As Trotter told the Times, burning down the his family once lived in is one of his earliest memories. He was 6 at the time, and had a habit of burning off the limbs of plastic green army men to “make it seem like they were wounded.”
In one incident, however, Trotter said the “lighter got too hot,” causing him to throw it against some curtains, causing a fire:
My brother Keith, who was 14 years old, and my mom’s boyfriend were downstairs, and they smelled smoke. They called the Fire Department, and my mom’s boyfriend took me with him to pick up my mom from her doctor’s appointment. My brother waited for the Fire Department.

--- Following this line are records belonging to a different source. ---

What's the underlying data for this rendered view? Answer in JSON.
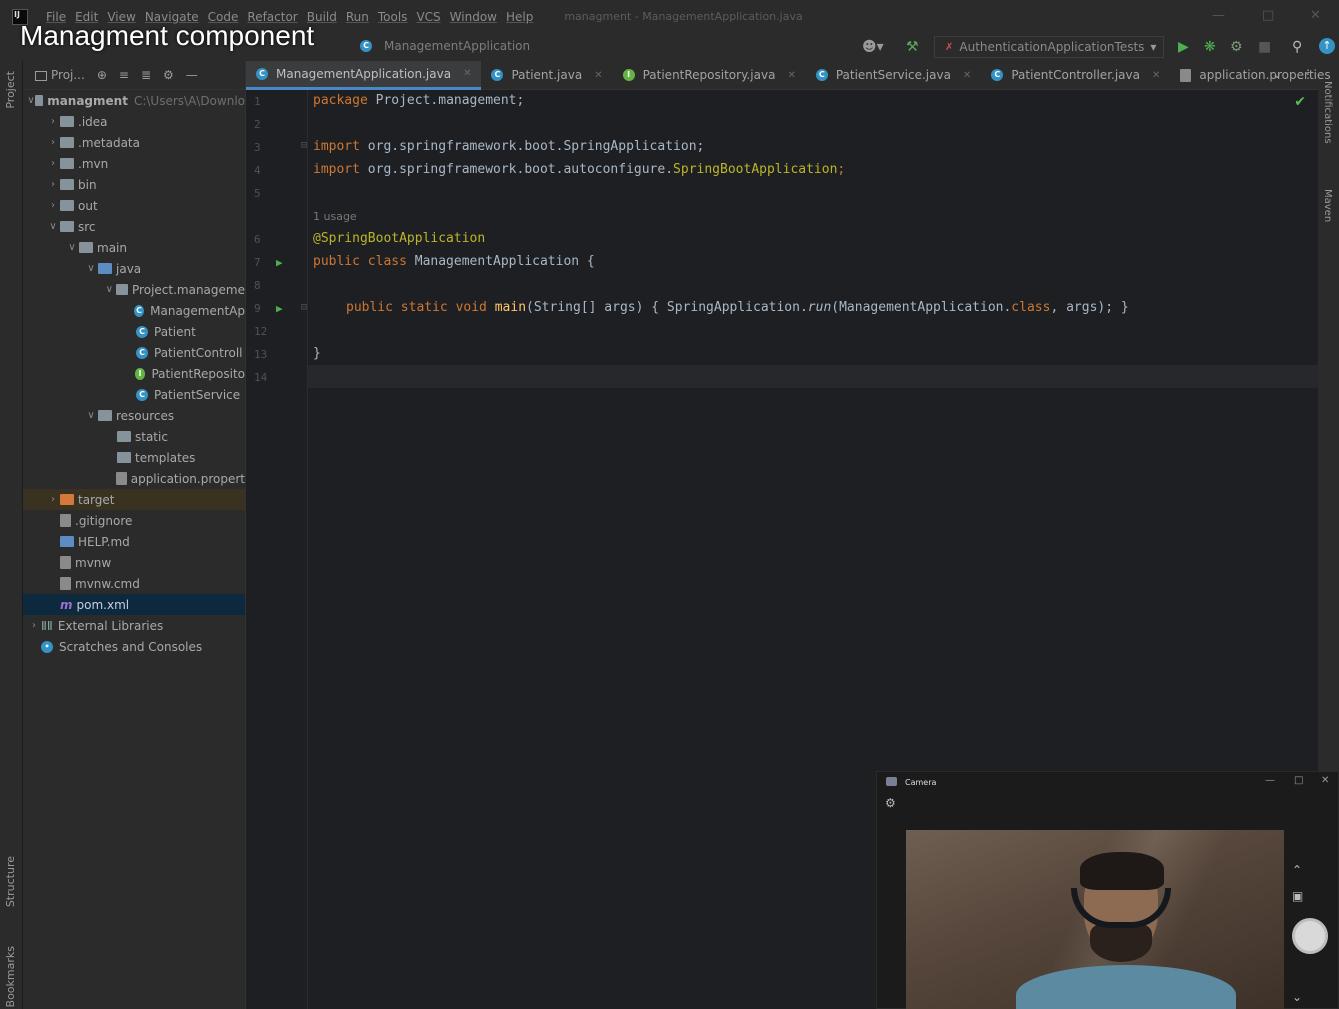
{
  "overlay_title": "Managment component",
  "menu": {
    "items": [
      "File",
      "Edit",
      "View",
      "Navigate",
      "Code",
      "Refactor",
      "Build",
      "Run",
      "Tools",
      "VCS",
      "Window",
      "Help"
    ],
    "window_title": "managment - ManagementApplication.java"
  },
  "navbar": {
    "breadcrumb_class": "ManagementApplication",
    "run_config": "AuthenticationApplicationTests"
  },
  "sidebar": {
    "left_labels": [
      "Project",
      "Structure",
      "Bookmarks"
    ],
    "right_labels": [
      "Notifications",
      "Maven"
    ]
  },
  "project": {
    "tool_label": "Proj...",
    "tree": [
      {
        "name": "managment",
        "extra": "C:\\Users\\A\\Downlo",
        "level": 0,
        "arrow": "open",
        "icon": "folder",
        "bold": true
      },
      {
        "name": ".idea",
        "level": 1,
        "arrow": "closed",
        "icon": "folder"
      },
      {
        "name": ".metadata",
        "level": 1,
        "arrow": "closed",
        "icon": "folder"
      },
      {
        "name": ".mvn",
        "level": 1,
        "arrow": "closed",
        "icon": "folder"
      },
      {
        "name": "bin",
        "level": 1,
        "arrow": "closed",
        "icon": "folder"
      },
      {
        "name": "out",
        "level": 1,
        "arrow": "closed",
        "icon": "folder"
      },
      {
        "name": "src",
        "level": 1,
        "arrow": "open",
        "icon": "folder"
      },
      {
        "name": "main",
        "level": 2,
        "arrow": "open",
        "icon": "folder"
      },
      {
        "name": "java",
        "level": 3,
        "arrow": "open",
        "icon": "blue"
      },
      {
        "name": "Project.manageme",
        "level": 4,
        "arrow": "open",
        "icon": "folder"
      },
      {
        "name": "ManagementAp",
        "level": 5,
        "arrow": "none",
        "icon": "class"
      },
      {
        "name": "Patient",
        "level": 5,
        "arrow": "none",
        "icon": "class"
      },
      {
        "name": "PatientControll",
        "level": 5,
        "arrow": "none",
        "icon": "class"
      },
      {
        "name": "PatientReposito",
        "level": 5,
        "arrow": "none",
        "icon": "iface"
      },
      {
        "name": "PatientService",
        "level": 5,
        "arrow": "none",
        "icon": "class"
      },
      {
        "name": "resources",
        "level": 3,
        "arrow": "open",
        "icon": "folder"
      },
      {
        "name": "static",
        "level": 4,
        "arrow": "none",
        "icon": "folder"
      },
      {
        "name": "templates",
        "level": 4,
        "arrow": "none",
        "icon": "folder"
      },
      {
        "name": "application.propert",
        "level": 4,
        "arrow": "none",
        "icon": "file"
      },
      {
        "name": "target",
        "level": 1,
        "arrow": "closed",
        "icon": "orange",
        "highlight": true
      },
      {
        "name": ".gitignore",
        "level": 1,
        "arrow": "none",
        "icon": "file"
      },
      {
        "name": "HELP.md",
        "level": 1,
        "arrow": "none",
        "icon": "blue"
      },
      {
        "name": "mvnw",
        "level": 1,
        "arrow": "none",
        "icon": "file"
      },
      {
        "name": "mvnw.cmd",
        "level": 1,
        "arrow": "none",
        "icon": "file"
      },
      {
        "name": "pom.xml",
        "level": 1,
        "arrow": "none",
        "icon": "maven",
        "selected": true
      },
      {
        "name": "External Libraries",
        "level": 0,
        "arrow": "closed",
        "icon": "lib"
      },
      {
        "name": "Scratches and Consoles",
        "level": 0,
        "arrow": "none",
        "icon": "scratch"
      }
    ]
  },
  "tabs": [
    {
      "label": "ManagementApplication.java",
      "icon": "class",
      "active": true
    },
    {
      "label": "Patient.java",
      "icon": "class"
    },
    {
      "label": "PatientRepository.java",
      "icon": "iface"
    },
    {
      "label": "PatientService.java",
      "icon": "class"
    },
    {
      "label": "PatientController.java",
      "icon": "class"
    },
    {
      "label": "application.properties",
      "icon": "file"
    }
  ],
  "editor": {
    "inlay_hint": "1 usage",
    "line_numbers": [
      "1",
      "2",
      "3",
      "4",
      "5",
      "6",
      "7",
      "8",
      "9",
      "12",
      "13",
      "14"
    ],
    "code": {
      "l1_kw": "package",
      "l1_rest": " Project.management;",
      "l3_kw": "import",
      "l3_rest": " org.springframework.boot.SpringApplication;",
      "l4_kw": "import",
      "l4_rest_a": " org.springframework.boot.autoconfigure.",
      "l4_rest_b": "SpringBootApplication",
      "l4_rest_c": ";",
      "l6_ann": "@SpringBootApplication",
      "l7_kw": "public class",
      "l7_rest": " ManagementApplication {",
      "l9_kw": "public static void",
      "l9_meth": " main",
      "l9_a": "(String[] args) { SpringApplication.",
      "l9_run": "run",
      "l9_b": "(ManagementApplication.",
      "l9_class": "class",
      "l9_c": ", args); }",
      "l13": "}"
    }
  },
  "camera": {
    "title": "Camera"
  },
  "colors": {
    "accent": "#4a88c7",
    "keyword": "#cc7832",
    "annotation": "#bbb529",
    "method": "#ffc66d",
    "run": "#4caf50"
  }
}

The incident, Trotter said, resulted in his brother being arrested after fighting with firemen who he accused of destroying furniture and stealing jewelry. The Roots emcee added that the event likely put his brother on a path that lead in and out of prison:
When we got back, the fire had been extinguished, but my brother had accused a few of the firemen of pocketing some jewelry and smashing some framed family pictures on the floor. My brother also said some of the firemen had destroyed some furniture that had no fire damage at all. One of the firemen got in my brother’s face and threatened him, and another swung on my brother. My brother fought back, and he was arrested.
That day was a turning point not just for me, not just for my family because of the fire, but that was the day my brother was arrested for the first time. He has been in and out of jail ever since.
Trotter also discussed the murder of his mother, who was killed when the rapper was just 16 years old (his father, meanwhile, was killed before Trotter turned one). As the rapper explains, his mother was addicted to crack cocaine at the time, and regularly went “AWOL for a day.”
After his mother once went missing for an entire week, Trotter told the Times, his family began calling jails and hospitals. They eventually found a woman in the morgue who matched her description, and the woman later turned out to be Trotter’s mother after dental records were used to verify her identity.
Trotter’s mother had been stabbed to death, the victim of “a 22-year-old dude who lived a few blocks away” from her in Southwest Philly, police would later learn.
“He was arrested and was supposed to have gotten the death penalty, but then through some clerical error, there was almost a mistrial and he had to be tried again,” Black Thought told the Times. “He was found guilty again in the second trial, and he is serving a life sentence.”
Trotter added that the incident, while tragic, inspired him to be resilient and pursue music, causing “that tragic experience [to] become a positive motivation.”
“I said to myself: ‘I’m going to win, and I’m going to be a success,’” Trotter said. “My mom would want me to achieve greatness in life.”